Initiated by a US physician and mom, The Fed is Best Foundation is a non-profit, volunteer organization of parents and health professionals who study the scientific literature on infant feeding and the experiences of mothers through clinical practice and social media connections. The foundation’s website – www.fedisbest.org is an eye-opening experience, detailing, among other things, a variety of tragic stories, the outcome of which, according to the information provided, could have been avoided.
My first response after reading these tragic stories was one of heartbreak and confusion. It’s hard to believe that despite all the advances in medical and breastfeeding care, that there can still be devastating outcomes for the very ones we care so deeply about – breastfeeding babies and their families.
The outrage and call to action by these families, is understandable and necessary. I’m addressing it today because I know that none of us would ever, ever want to be involved in a situation where our actions contributed in any way to an outcome such as those described on the Fed is Best website. These cases represent a huge breakdown in our healthcare system, and we would be wise to contemplate ways in which we might personally do better in order to eradicate these outcomes. This is not to imply that there was anything in the stories that pointed directly to an International Board Certified Lactation Consultant (IBCLC), but as MLCA’s Chapter President, I wanted to reflect on the importance of our role in general, when it comes to the care of breastfeeding families.
I would like to suggest the following four strategies in order to provide the best care possible –
It’s simple to say, sometimes hard to do. You’ve heard some things over and over, to the point that maybe you tune out what a mom is trying to tell you. Make a renewed commitment to listen well – it’s the core of good communication. Put aside the thoughts of what you want to say next, and give your full attention to the person talking. Ask for clarification and reflect back to the other person to make sure you’ve gotten the message.
There sure is a lot of talk in healthcare about collaboration, but is it actually happening? IBCLCs are in a unique situation in that we care for two individuals, usually with separate healthcare providers. We have a professional obligation to communicate with these providers, with parent’s permission – particularly in complicated cases. You are the expert in terms of breastfeeding – don’t be afraid to share your knowledge and insight. You are an important part of the healthcare team. One way to enhance collaboration is to reach out to the providers in your community. Find opportunities to meet with providers – get to know them and let them get to know you. Let’s face it; there are some common misconceptions about lactation consultants.
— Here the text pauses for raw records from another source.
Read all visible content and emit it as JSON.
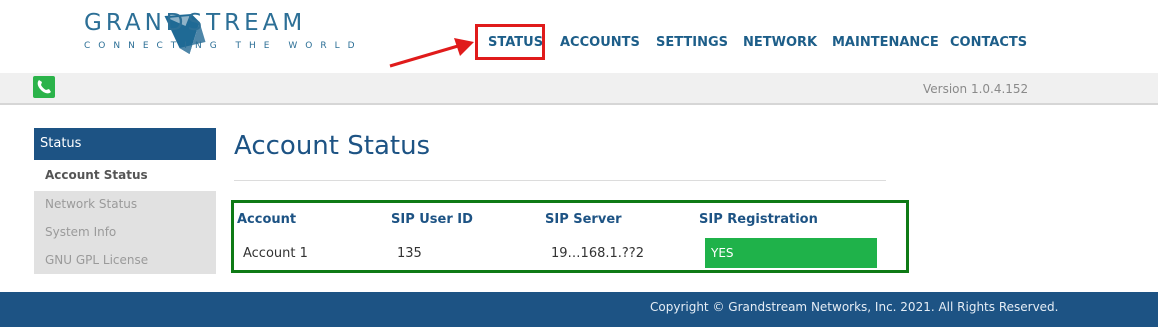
{
  "brand": {
    "name": "GRANDSTREAM",
    "tagline": "CONNECTING THE WORLD"
  },
  "nav": {
    "items": [
      "STATUS",
      "ACCOUNTS",
      "SETTINGS",
      "NETWORK",
      "MAINTENANCE",
      "CONTACTS"
    ]
  },
  "version_text": "Version 1.0.4.152",
  "sidebar": {
    "section": "Status",
    "items": [
      "Account Status",
      "Network Status",
      "System Info",
      "GNU GPL License"
    ]
  },
  "page_title": "Account Status",
  "table": {
    "headers": [
      "Account",
      "SIP User ID",
      "SIP Server",
      "SIP Registration"
    ],
    "rows": [
      {
        "account": "Account 1",
        "sip_user_id": "135",
        "sip_server": "19…168.1.??2",
        "sip_registration": "YES"
      }
    ]
  },
  "footer": {
    "copyright": "Copyright © Grandstream Networks, Inc. 2021. All Rights Reserved."
  },
  "colors": {
    "primary": "#1d5384",
    "success": "#1fb24a",
    "annotation_red": "#e01b1b",
    "annotation_green": "#0e7a15"
  }
}
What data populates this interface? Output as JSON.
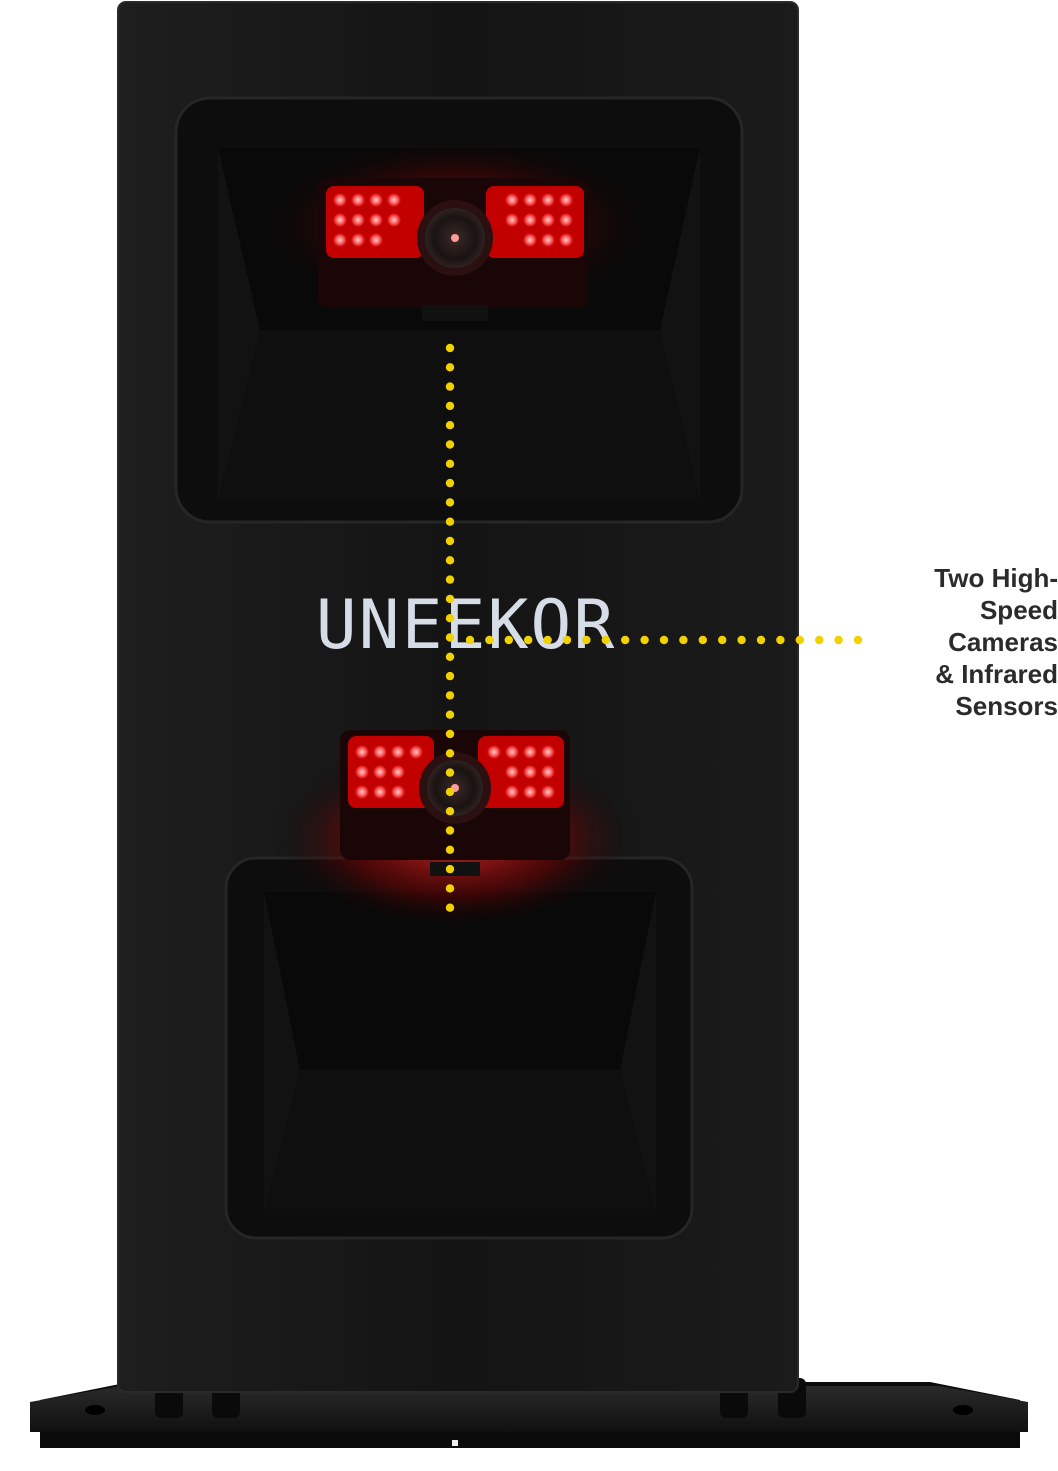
{
  "device": {
    "brand_text": "UNEEKOR",
    "body_color": "#141414",
    "led_color": "#ff2a2a"
  },
  "callout": {
    "lines": [
      "Two High-",
      "Speed",
      "Cameras",
      "& Infrared",
      "Sensors"
    ],
    "dot_color": "#f2d100",
    "text_color": "#2b2b2b"
  }
}
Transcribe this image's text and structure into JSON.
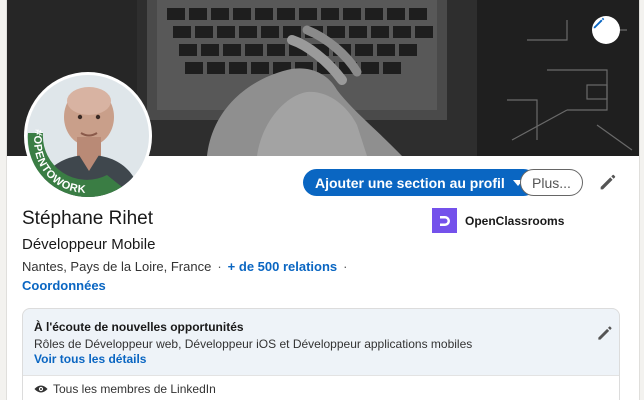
{
  "profile": {
    "name": "Stéphane Rihet",
    "headline": "Développeur Mobile",
    "location": "Nantes, Pays de la Loire, France",
    "separator": "·",
    "connections": "+ de 500 relations",
    "contact_link": "Coordonnées",
    "badge_text": "#OPENTOWORK"
  },
  "company": {
    "name": "OpenClassrooms",
    "logo_color": "#7451eb"
  },
  "actions": {
    "add_section": "Ajouter une section au profil",
    "more": "Plus..."
  },
  "open_to_work": {
    "title": "À l'écoute de nouvelles opportunités",
    "roles": "Rôles de Développeur web, Développeur iOS et Développeur applications mobiles",
    "details_link": "Voir tous les détails",
    "visibility": "Tous les membres de LinkedIn"
  },
  "colors": {
    "primary": "#0a66c2",
    "badge_green": "#3a7d44"
  },
  "icons": {
    "edit": "pencil-icon",
    "visibility": "eye-icon",
    "dropdown": "caret-down-icon"
  }
}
Taking time out to introduce yourself, and to talk about your background and experiences, will go a long way in garnering support and respect, and this will undoubtedly improve outcomes for the families we serve.
3. KEEP UP
I know we’re all busy people. Most of us are struggling to balance our work and family lives, and staying on top of the latest research can be a challenge. But we need to make time. There are breastfeeding conferences, online educational opportunities, websites, social forums, journals, podcasts and of course, membership in professional organizations. It’s just not enough to rely on your own personal and professional experiences – you have to continue the quest for learning. Ask yourself this – “When was the last time I read a research article?” Take a look at the research articles cited within the Fed is Best accounts. Did you know about them? MLCA will be working on ways to support you in this endeavor as we develop plans to highlight and communicate some of the latest research.
4. GET INVOVLED
Consider becoming involved at a higher level. IBCLC professional organizations range from the International Lactation Consultant Association (ILCA-International Level), United States Lactation Consultant Association (USLCA – national level) to the Massachusetts Lactation Consultant Association (MLCA- state level). And there are other organizations that support breastfeeding families as well. Think about becoming a member of one or all of these organizations in order to receive and give support to other IBCLCs and lactation professionals. MLCA is currently working towards licensure of IBCLCs – an endeavor, which we believe, will allow more mothers to receive the expert lactation care they need.
Most of us have dedicated our life’s work to understanding how breastfeeding works – or sometimes doesn’t work. We live by the motto, “first feed the baby.” That in no way changes our core understanding that a mother’s own milk is best for her baby. If she doesn’t have milk, for whatever reason, we know that breast milk substitutes are indicated and we recommend and use them in such situations.
As this campaign so pointedly reminds us, we work with an extremely vulnerable population. We all want what’s best for families, moms and especially babies, and most assuredly we want to “first do no harm.” I urge you to visit The Fed is Best Foundation’s web site and see for yourself what the organization is all about, and how you, as a health care professional can expand your awareness of the issues the foundation is dedicated to address. To the IBCLCs of Massachusetts, I thank you for your dedication to your profession, and I applaud the work you do every day to ensure safe, quality lactation care.